## Aim of the task
Go through the data below and copy each line that includes "kind".

*** Opening of Data for processing ***

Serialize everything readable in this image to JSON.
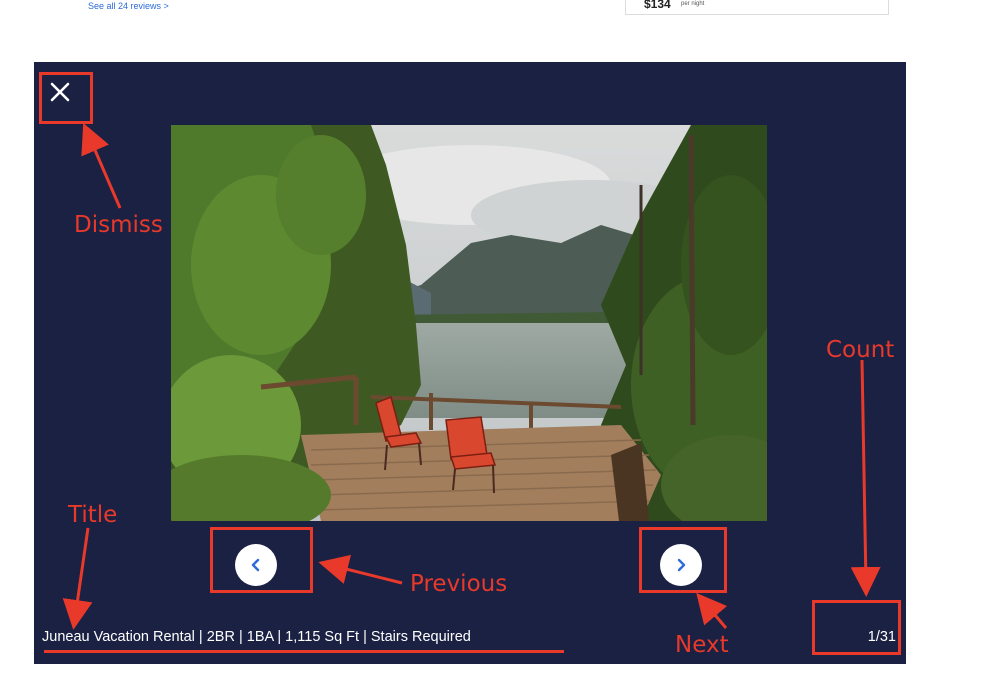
{
  "background_page": {
    "reviews_link": "See all 24 reviews  >",
    "price": "$134",
    "price_unit": "per night"
  },
  "gallery": {
    "title": "Juneau Vacation Rental | 2BR | 1BA | 1,115 Sq Ft | Stairs Required",
    "count": "1/31",
    "close_icon": "close-icon",
    "prev_icon": "chevron-left-icon",
    "next_icon": "chevron-right-icon",
    "photo_subject": "lakeside deck with two red chairs among evergreen trees and mountains"
  },
  "annotations": {
    "dismiss": "Dismiss",
    "count": "Count",
    "title": "Title",
    "previous": "Previous",
    "next": "Next"
  },
  "colors": {
    "modal_bg": "#1a2143",
    "annotation": "#e8392a",
    "link": "#2d6bd8"
  }
}
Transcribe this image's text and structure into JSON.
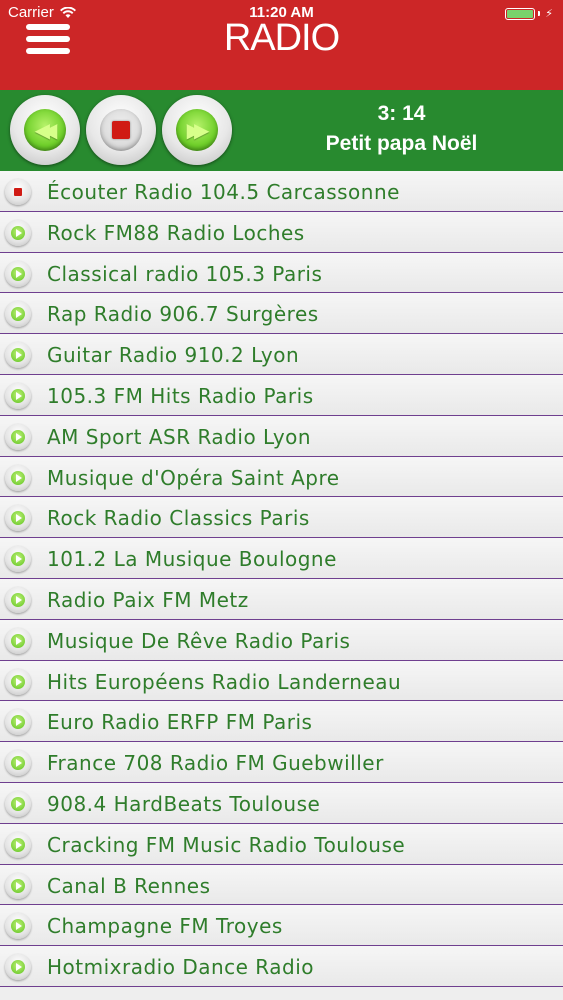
{
  "status_bar": {
    "carrier": "Carrier",
    "time": "11:20 AM",
    "battery_level": 1.0,
    "charging": true
  },
  "header": {
    "title": "RADIO",
    "background": "#cc2627"
  },
  "player": {
    "background": "#288a2f",
    "time": "3: 14",
    "song": "Petit papa Noël",
    "buttons": [
      "rewind",
      "stop",
      "fast-forward"
    ]
  },
  "stations": [
    {
      "label": "Écouter Radio 104.5 Carcassonne",
      "playing": true
    },
    {
      "label": "Rock FM88 Radio Loches",
      "playing": false
    },
    {
      "label": "Classical radio 105.3 Paris",
      "playing": false
    },
    {
      "label": "Rap Radio 906.7 Surgères",
      "playing": false
    },
    {
      "label": "Guitar Radio 910.2 Lyon",
      "playing": false
    },
    {
      "label": "105.3 FM Hits Radio Paris",
      "playing": false
    },
    {
      "label": "AM Sport ASR Radio Lyon",
      "playing": false
    },
    {
      "label": "Musique d'Opéra Saint Apre",
      "playing": false
    },
    {
      "label": "Rock Radio Classics Paris",
      "playing": false
    },
    {
      "label": "101.2 La Musique Boulogne",
      "playing": false
    },
    {
      "label": "Radio Paix FM Metz",
      "playing": false
    },
    {
      "label": "Musique De Rêve Radio Paris",
      "playing": false
    },
    {
      "label": "Hits Européens Radio Landerneau",
      "playing": false
    },
    {
      "label": "Euro Radio ERFP FM Paris",
      "playing": false
    },
    {
      "label": "France 708 Radio FM Guebwiller",
      "playing": false
    },
    {
      "label": "908.4 HardBeats Toulouse",
      "playing": false
    },
    {
      "label": "Cracking FM Music Radio Toulouse",
      "playing": false
    },
    {
      "label": "Canal B Rennes",
      "playing": false
    },
    {
      "label": "Champagne FM Troyes",
      "playing": false
    },
    {
      "label": "Hotmixradio Dance Radio",
      "playing": false
    }
  ]
}
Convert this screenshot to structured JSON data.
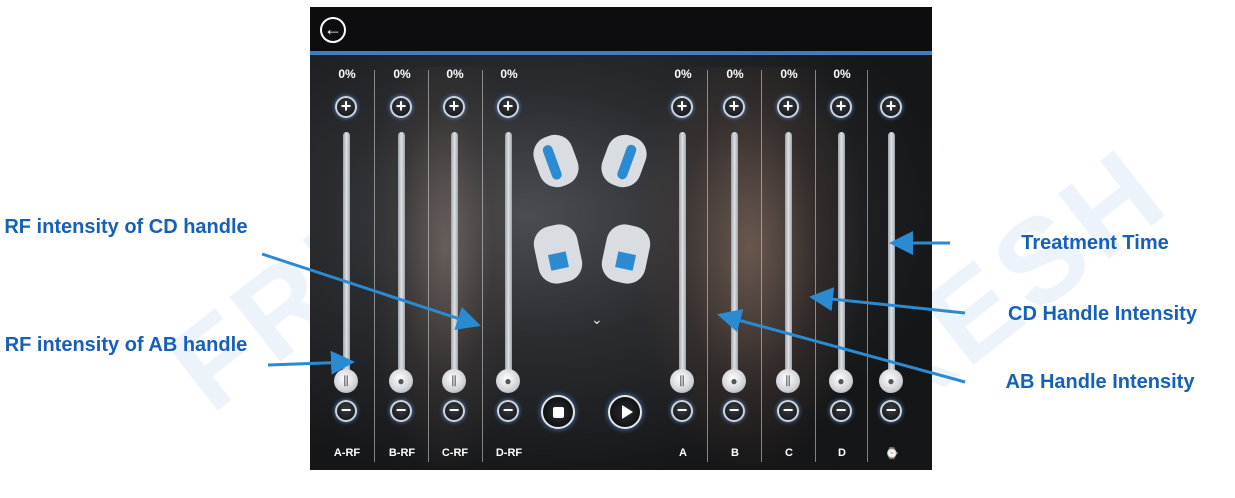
{
  "watermark": "FRESH",
  "screen": {
    "back_icon": "back-arrow-icon",
    "columns": [
      {
        "id": "a-rf",
        "percent": "0%",
        "label": "A-RF",
        "thumb_icon": "sliders-icon"
      },
      {
        "id": "b-rf",
        "percent": "0%",
        "label": "B-RF",
        "thumb_icon": "handle-icon"
      },
      {
        "id": "c-rf",
        "percent": "0%",
        "label": "C-RF",
        "thumb_icon": "sliders-icon"
      },
      {
        "id": "d-rf",
        "percent": "0%",
        "label": "D-RF",
        "thumb_icon": "handle-icon"
      },
      {
        "id": "a",
        "percent": "0%",
        "label": "A",
        "thumb_icon": "sliders-icon"
      },
      {
        "id": "b",
        "percent": "0%",
        "label": "B",
        "thumb_icon": "handle-icon"
      },
      {
        "id": "c",
        "percent": "0%",
        "label": "C",
        "thumb_icon": "sliders-icon"
      },
      {
        "id": "d",
        "percent": "0%",
        "label": "D",
        "thumb_icon": "handle-icon"
      },
      {
        "id": "time",
        "percent": "",
        "label": "⌚",
        "thumb_icon": "handle-icon"
      }
    ],
    "stop_icon": "stop-icon",
    "play_icon": "play-icon",
    "chevron_icon": "chevron-down-icon",
    "accent_color": "#3d7fc0"
  },
  "callouts": {
    "rf_cd": "RF intensity of CD handle",
    "rf_ab": "RF intensity of AB handle",
    "treatment_time": "Treatment Time",
    "cd_intensity": "CD Handle Intensity",
    "ab_intensity": "AB Handle Intensity",
    "color": "#1560b8"
  }
}
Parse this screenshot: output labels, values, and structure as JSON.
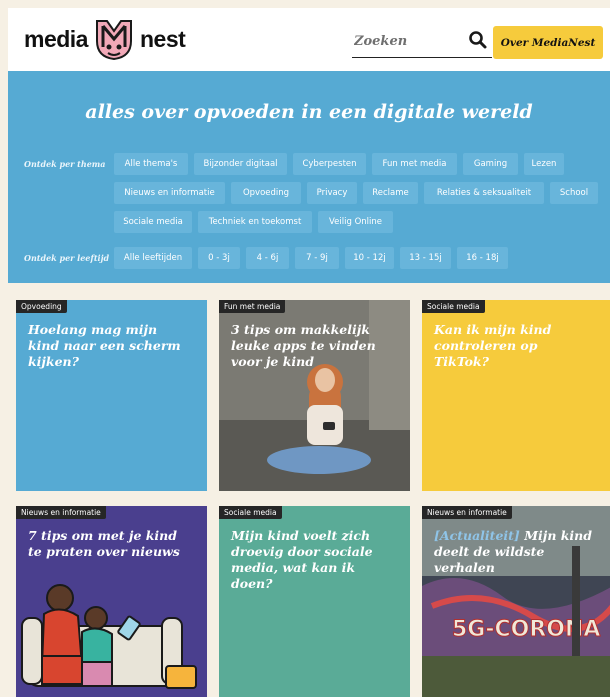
{
  "header": {
    "logo_left": "media",
    "logo_right": "nest",
    "search_placeholder": "Zoeken",
    "about_label": "Over MediaNest"
  },
  "hero": {
    "title": "alles over opvoeden in een digitale wereld",
    "theme_label": "Ontdek per thema",
    "age_label": "Ontdek per leeftijd",
    "themes": [
      "Alle thema's",
      "Bijzonder digitaal",
      "Cyberpesten",
      "Fun met media",
      "Gaming",
      "Lezen",
      "Nieuws en informatie",
      "Opvoeding",
      "Privacy",
      "Reclame",
      "Relaties & seksualiteit",
      "School",
      "Sociale media",
      "Techniek en toekomst",
      "Veilig Online"
    ],
    "ages": [
      "Alle leeftijden",
      "0 - 3j",
      "4 - 6j",
      "7 - 9j",
      "10 - 12j",
      "13 - 15j",
      "16 - 18j"
    ]
  },
  "cards": [
    {
      "tag": "Opvoeding",
      "title": "Hoelang mag mijn kind naar een scherm kijken?",
      "color": "#56aad3"
    },
    {
      "tag": "Fun met media",
      "title": "3 tips om makkelijk leuke apps te vinden voor je kind",
      "color": "#6e6e68"
    },
    {
      "tag": "Sociale media",
      "title": "Kan ik mijn kind controleren op TikTok?",
      "color": "#f6cb3c"
    },
    {
      "tag": "Nieuws en informatie",
      "title": "7 tips om met je kind te praten over nieuws",
      "color": "#4a3f8e"
    },
    {
      "tag": "Sociale media",
      "title": "Mijn kind voelt zich droevig door sociale media, wat kan ik doen?",
      "color": "#5aab97"
    },
    {
      "tag": "Nieuws en informatie",
      "title_prefix": "[Actualiteit]",
      "title": "Mijn kind deelt de wildste verhalen",
      "color": "#505a58",
      "mural_text": "5G-CORONA"
    }
  ]
}
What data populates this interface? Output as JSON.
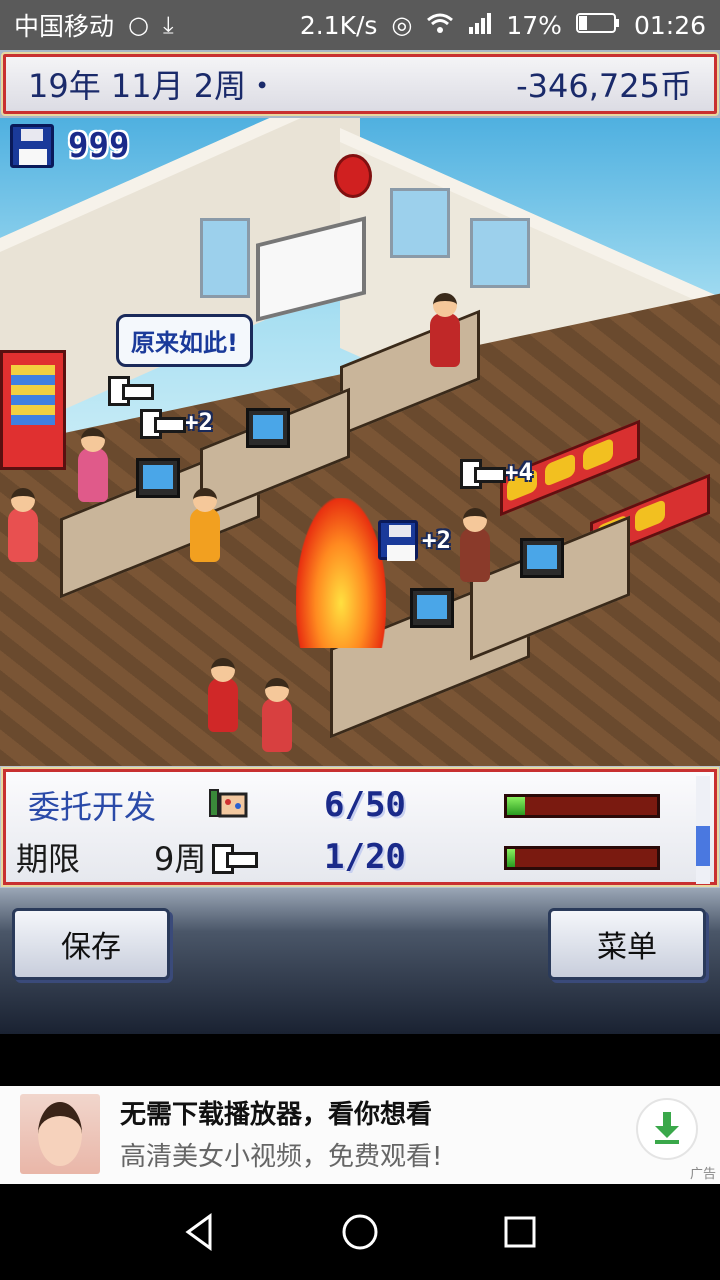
{
  "status_bar": {
    "carrier": "中国移动",
    "net_speed": "2.1K/s",
    "battery": "17%",
    "time": "01:26"
  },
  "hud": {
    "date": "19年 11月 2周・",
    "money": "-346,725币"
  },
  "scene": {
    "save_count": "999",
    "speech_bubble": "原来如此!",
    "floaters": [
      "+2",
      "+4",
      "+2"
    ]
  },
  "project": {
    "title": "委托开发",
    "deadline_label": "期限",
    "deadline_value": "9周",
    "row1_value": "6/50",
    "row2_value": "1/20",
    "row1_progress": 0.12,
    "row2_progress": 0.05
  },
  "buttons": {
    "save": "保存",
    "menu": "菜单"
  },
  "ad": {
    "title": "无需下载播放器，看你想看",
    "subtitle": "高清美女小视频，免费观看!",
    "tag": "广告",
    "accent": "#3aa84a"
  },
  "icons": {
    "status": [
      "message-icon",
      "download-icon",
      "no-sim-icon",
      "wifi-icon",
      "signal-icon",
      "battery-icon"
    ],
    "nav": [
      "back-icon",
      "home-icon",
      "recent-apps-icon"
    ]
  }
}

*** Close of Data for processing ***

## Answer section
      "title": "Hoelang mag mijn kind naar een scherm kijken?",
      "title": "3 tips om makkelijk leuke apps te vinden voor je kind",
      "title": "Kan ik mijn kind controleren op TikTok?",
      "title": "7 tips om met je kind te praten over nieuws",
      "title": "Mijn kind voelt zich droevig door sociale media, wat kan ik doen?",
      "title": "Mijn kind deelt de wildste verhalen",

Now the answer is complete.